You’ll sit there until you finish your food. Because I said so. Eat it, there are starving kids in India.

How did my mother’s words get in my mouth? Granted, I haven’t said these famous phrases, but plenty of my mother has rubbed off on me…even though I swore it would never happen. You?

Here’s the essential question about becoming your mother: Do you give in and accept your fate? Or, do you fight like hell to be different?

My answer is probably your answer: I give in on the good stuff and fight like hell on the “bad” stuff. But what you once observed as the child looks a little different when you become the mother. What’s good and what’s bad?

Short story: When I was a teenager, my mother once told me that if she ever became like our Dear Old Aunt that I should shoot her. (So now you know Dear Old Aunt, was indeed Old and an Aunt, but maybe not so Dear.) Years later, when my mother did morph into her own version of Dear Old Aunt, I took her aside and reminded her that she had once asked me to shoot her. You want to know what my mother said? “Now I know the advantages of being like that.” In other words, what my mother once judged as “bad” she now saw as “good.”

What’s this got to do with feeding kids? Simply put: No matter what your motives, your interpretation, or  your feelings, it’s always important to see the world through your children’s eyes. What? You didn’t get that from my story? Keep reading.

My mother was an extremely generous woman. She was also excessively neat, clean and organized.

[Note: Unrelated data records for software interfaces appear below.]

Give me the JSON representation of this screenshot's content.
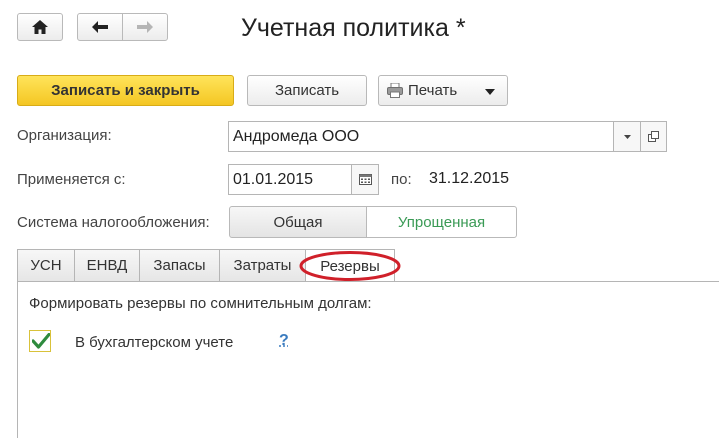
{
  "window": {
    "title": "Учетная политика *"
  },
  "nav": {
    "home_icon": "home-icon",
    "back_icon": "arrow-left-icon",
    "forward_icon": "arrow-right-icon"
  },
  "toolbar": {
    "save_close_label": "Записать и закрыть",
    "save_label": "Записать",
    "print_label": "Печать",
    "print_icon": "printer-icon",
    "dropdown_icon": "triangle-down-icon"
  },
  "form": {
    "organization_label": "Организация:",
    "organization_value": "Андромеда ООО",
    "applies_label": "Применяется с:",
    "date_from": "01.01.2015",
    "to_label": "по:",
    "date_to": "31.12.2015",
    "tax_system_label": "Система налогообложения:",
    "tax_options": [
      "Общая",
      "Упрощенная"
    ],
    "tax_selected": "Упрощенная"
  },
  "tabs": [
    "УСН",
    "ЕНВД",
    "Запасы",
    "Затраты",
    "Резервы"
  ],
  "active_tab": "Резервы",
  "panel": {
    "heading": "Формировать резервы по сомнительным долгам:",
    "checkbox_label": "В бухгалтерском учете",
    "checkbox_checked": true,
    "help_label": "?"
  },
  "colors": {
    "primary_button": "#f4c623",
    "selected_segment_text": "#3a9a55",
    "highlight_ellipse": "#d0202a",
    "help_link": "#3a7bbf",
    "checkbox_border": "#d9c23a",
    "checkmark": "#2e8b3e"
  }
}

First the generosity: My mother would literally give you the shirt off her back if you admired it and in any way indicated that you wished you had one just like it. Her generosity extended to all kinds of giving, including being a feeder. That’s definitely one way in which I’m like my mother. I’ve confessed before to my feeding tendencies. Read Cookie Love and Hot Chocolate to Soothe the Soul.

Now the neatnik-ness:  Growing up, my mother hated it when we kids left dirty dishes in the sink, a ring of soda effervescence on the counter, grimy soap in the sink, un-fluffed sofa pillows. I think you get the point. The house had to be neat, clean and orderly…at all times.

I like to think I’m generous, and I cop to being a neatnik. (Yes, I like a fluffed pillow!)

But here’s what I haven’t done. Even though I’m always wondering if my teenager thinks there is a dish fairy who will magically put her dishes in the dishwasher (and I’ve have teased her about this occasionally) I’ve loaded her dishes more times than I care to count. I haven’t ever called her to clean the soap or fluff the pillows. I don’t interrupt her when she’s with friends to ask why the water pitcher in the refrigerator is once again—actually, why it’s always, argh—empty.

And I certainly haven’t made my daughter sit at the table until she finished her food, something my father did to me. Nor have I implemented my mother’s famous, “One for Girls Two for Boys.”

Why not? Because I remember what it felt like to be on the receiving end of those requests.

Seeing the world through your children’s eyes can resolve a lot of your feeding issues.

  • Picky eaters would like to eat the way you want them to but they can’t. Understanding their fears/pains/traumas will help you devise a plan to help them overcome the “problem.” It’s not as simple as tasting stuff.
  • Kids who eat too many sweets and treats know they do this. They feel guilty and the guilt drives their behavior underground.
  • Children who don’t eat enough food feel overwhelmed by the choices, or by the amount of food on their plates or by the pressure.
  • Children who don’t know how you decide whether or not they can have a treat, who feel like this decision is arbitrary, are encouraged to “fight” for what they want. They never know if today is the day.

Once I counseled a mother whose daughter had an eating disorder to talk to her daughter about how her daughter felt.The mother replied that she had spoken to her daughter. She had shared her fears about her daughter’s health and wellbeing.  The one thing she hadn’t done, though, was try to see the world through her daughter’s eyes. That kind of conversation is fundamentally different.

Here’s what happens when you tell your children that you wish they would try new foods. Or eat more fruits and vegetables.

 They feel guilty. 

Here’s what happens when you ask your children how they feel about trying new foods. Or about eating more fruits and vegetables.

 They feel included, respected and part of a team. 

No child is too young for this kind of a conversation.

And no child is too young to be part of the solution.

~Changing the conversation from nutrition to habits.~